British Pound Hit by Surprise Data Disappointment
The British pound (GBP) traded lower against the US dollar and euro after the Confederation of British Industry released a disappointing retail sales report for the month of March. Economists were looking for a sharp improvement in spending, but the index of annual sales growth dropped from 8 to 0. This is the weakest reading in seven months and bodes poorly for the broader retail sales index.
The only silver lining was in expectations: retailers expect sales volume to pick up significantly in April. Unfortunately, based on this report, we are worried that the 2.1% increase in retail sales last month will not be sustained in March.
Fourth quarter current account and final GDP numbers are due for release on Wednesday. No growth revisions are expected, but the current account deficit could shrink to -12.5 billion from -12.8 billion.
3 Reasons for the Canadian Dollar (CAD) Rally
For the fifth consecutive trading day, the Canadian (CAD), New Zealand (NZD), and Australian (AUD) dollars all powered higher against the greenback. The CAD benefitted from three distinct factors: 1) an unexplained 1.4% increase in oil prices; 2) changing risk appetite; and 3) expectations for a stronger inflation report on Wednesday. Economists are looking for consumer prices to jump 0.7% after growing a mere 0.1% the prior month. We agree that price pressures in Canada have increased, and if the data validates everyone's views, USDCAD could drop to 1.0120, the 50-day SMA.
The AUDUSD tested 1.05 but has so far failed to break above this level, although we think it is only a matter of time before a break occurs. Reserve Bank of Australia (RBA) Governor Glenn Stevens spoke this week, but made no particular comments about monetary policy. The RBA's half-yearly Financial Stability Review was due Tuesday evening as well, which could be a trigger for a break above 1.05 as long as the central bank does not sound overly cautious or warn about the negative consequences of a strong currency.
The New Zealand dollar, on the other hand, rose to a one-month high against the US dollar on the back of stronger trade numbers. The country turned a 414 million trade surplus after reporting a -287 million deficit in January. Exports increased sharply while imports declined slightly. Business confidence numbers were due for release Tuesday evening, and we expect the data will continue to support gains for the NZDUSD.
Finally, Some Help from BoJ Governor Kuroda
Japanese yen (JPY) crosses received a boost from the rally in US equities and overnight comments from Bank of Japan (BoJ) Governor Haruhiko Kuroda. During his Parliamentary testimony, Kuroda sounded optimistic about the economy and committed to easier monetary policy. He said the economy has stopped weakening and showed positive signs of improvement.
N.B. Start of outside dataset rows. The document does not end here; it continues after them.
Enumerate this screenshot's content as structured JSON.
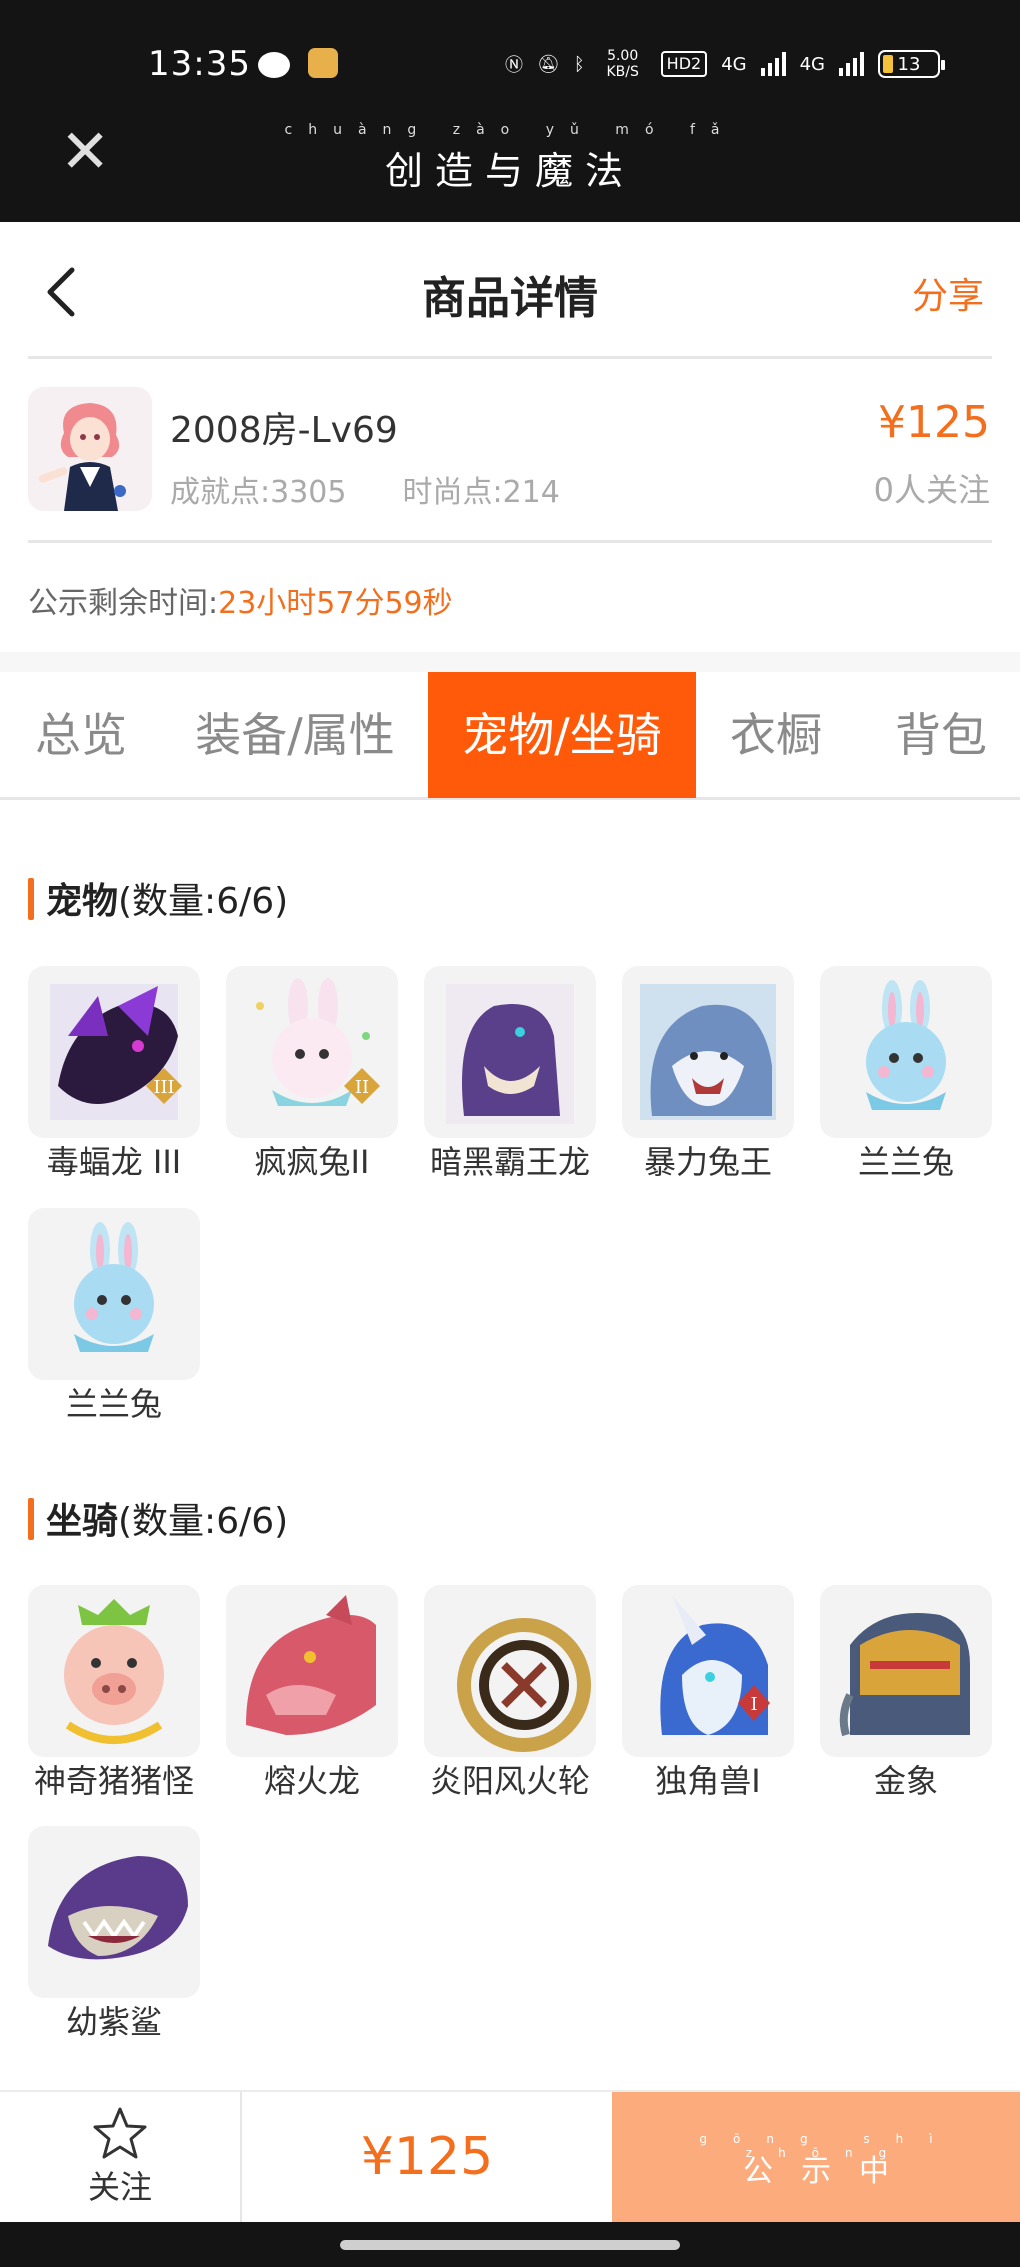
{
  "status_bar": {
    "time": "13:35",
    "net_speed": "5.00 KB/S",
    "hd": "HD2",
    "sim1": "4G",
    "sim2": "4G",
    "battery": "13",
    "icons": [
      "wechat-icon",
      "app-notify-icon",
      "nfc-icon",
      "mute-icon",
      "bluetooth-icon",
      "signal-icon",
      "battery-icon"
    ]
  },
  "app_bar": {
    "title": "创造与魔法",
    "title_pinyin": "chuàng zào yǔ mó fǎ"
  },
  "header": {
    "title": "商品详情",
    "share": "分享"
  },
  "product": {
    "name": "2008房-Lv69",
    "achievement": "成就点:3305",
    "fashion": "时尚点:214",
    "price": "¥125",
    "followers": "0人关注",
    "countdown_label": "公示剩余时间:",
    "countdown_value": "23小时57分59秒"
  },
  "tabs": [
    {
      "label": "总览",
      "active": false
    },
    {
      "label": "装备/属性",
      "active": false
    },
    {
      "label": "宠物/坐骑",
      "active": true
    },
    {
      "label": "衣橱",
      "active": false
    },
    {
      "label": "背包",
      "active": false
    }
  ],
  "pets": {
    "title": "宠物",
    "count_label": "(数量:6/6)",
    "items": [
      {
        "name": "毒蝠龙 III",
        "badge": "III"
      },
      {
        "name": "疯疯兔II",
        "badge": "II"
      },
      {
        "name": "暗黑霸王龙"
      },
      {
        "name": "暴力兔王"
      },
      {
        "name": "兰兰兔"
      },
      {
        "name": "兰兰兔"
      }
    ]
  },
  "mounts": {
    "title": "坐骑",
    "count_label": "(数量:6/6)",
    "items": [
      {
        "name": "神奇猪猪怪"
      },
      {
        "name": "熔火龙"
      },
      {
        "name": "炎阳风火轮"
      },
      {
        "name": "独角兽I",
        "badge": "I"
      },
      {
        "name": "金象"
      },
      {
        "name": "幼紫鲨"
      }
    ]
  },
  "bottom_bar": {
    "follow": "关注",
    "price": "¥125",
    "action": "公示中",
    "action_pinyin": "gōng shì zhōng"
  },
  "colors": {
    "accent": "#f36f1d",
    "tab_active": "#ff5a0a",
    "action_button": "#fcab7c",
    "status_bar": "#141414"
  }
}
The weaker yen helped to boost corporate and household sentiment, but uncertainties are high for Japan's economy, and therefore, the BoJ will need to do whatever it takes to end deflation. More specifically, the central bank plans to discuss different ways to lower the yield curve, including extending bond maturities in their asset fund along with increasing purchases of long-term bonds. Kuroda expects to achieve the 2% inflation goal in two years but admitted that Japan may not be able to accomplish this goal through monetary policy alone.
No Japanese economic data is scheduled for immediate release, but we learned recently that small business confidence increased in March, while inflationary pressures ticked higher in February. Unfortunately, neither of these reports lent much support to the yen.
See related: 3 Reasons for Near-Term USD/JPY Losses
By Kathy Lien of BK Asset Management